TASK ITEM:
Below are records; copy every line among them that contains the word "title".

Excerpts from an interface dataset
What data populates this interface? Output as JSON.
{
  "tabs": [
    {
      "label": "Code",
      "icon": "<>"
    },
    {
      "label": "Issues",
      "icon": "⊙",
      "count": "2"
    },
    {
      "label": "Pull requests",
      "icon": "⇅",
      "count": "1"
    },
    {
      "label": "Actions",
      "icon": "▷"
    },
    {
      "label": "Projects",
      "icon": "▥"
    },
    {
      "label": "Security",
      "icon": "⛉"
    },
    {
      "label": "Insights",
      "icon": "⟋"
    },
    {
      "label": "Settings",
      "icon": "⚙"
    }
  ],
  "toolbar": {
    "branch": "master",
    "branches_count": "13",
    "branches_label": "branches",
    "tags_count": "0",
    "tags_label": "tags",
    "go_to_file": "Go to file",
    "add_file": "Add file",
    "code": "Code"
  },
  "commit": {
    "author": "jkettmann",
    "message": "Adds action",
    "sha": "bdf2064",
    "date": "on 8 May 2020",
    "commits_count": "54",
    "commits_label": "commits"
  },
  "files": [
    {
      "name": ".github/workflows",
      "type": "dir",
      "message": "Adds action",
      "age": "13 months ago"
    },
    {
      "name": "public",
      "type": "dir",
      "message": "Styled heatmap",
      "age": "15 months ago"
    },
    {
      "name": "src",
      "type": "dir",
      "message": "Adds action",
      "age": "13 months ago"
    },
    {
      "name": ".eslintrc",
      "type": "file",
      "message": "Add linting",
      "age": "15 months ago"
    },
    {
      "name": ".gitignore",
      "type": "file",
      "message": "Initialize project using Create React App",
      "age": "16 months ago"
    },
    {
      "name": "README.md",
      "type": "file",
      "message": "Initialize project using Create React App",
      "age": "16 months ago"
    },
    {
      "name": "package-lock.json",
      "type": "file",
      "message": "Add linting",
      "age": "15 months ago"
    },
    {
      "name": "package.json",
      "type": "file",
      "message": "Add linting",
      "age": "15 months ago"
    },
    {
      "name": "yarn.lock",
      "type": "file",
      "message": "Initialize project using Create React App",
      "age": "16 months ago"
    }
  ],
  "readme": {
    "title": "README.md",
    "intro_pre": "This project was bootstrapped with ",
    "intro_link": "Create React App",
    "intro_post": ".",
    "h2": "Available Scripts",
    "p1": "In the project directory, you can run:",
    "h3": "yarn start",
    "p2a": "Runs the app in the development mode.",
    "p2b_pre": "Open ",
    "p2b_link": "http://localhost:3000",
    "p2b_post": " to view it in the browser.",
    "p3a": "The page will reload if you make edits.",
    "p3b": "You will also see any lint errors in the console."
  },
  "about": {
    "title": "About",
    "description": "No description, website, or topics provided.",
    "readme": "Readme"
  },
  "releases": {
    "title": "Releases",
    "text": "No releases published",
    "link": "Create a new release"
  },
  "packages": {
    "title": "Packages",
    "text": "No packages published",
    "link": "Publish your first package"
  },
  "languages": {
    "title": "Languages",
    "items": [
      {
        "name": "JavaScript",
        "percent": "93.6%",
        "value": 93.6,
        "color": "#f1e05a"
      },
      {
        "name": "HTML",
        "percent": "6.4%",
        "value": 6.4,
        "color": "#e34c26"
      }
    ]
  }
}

WRITTEN RESPONSE:
    "title": "README.md",
    "title": "About",
    "title": "Releases",
    "title": "Packages",
    "title": "Languages",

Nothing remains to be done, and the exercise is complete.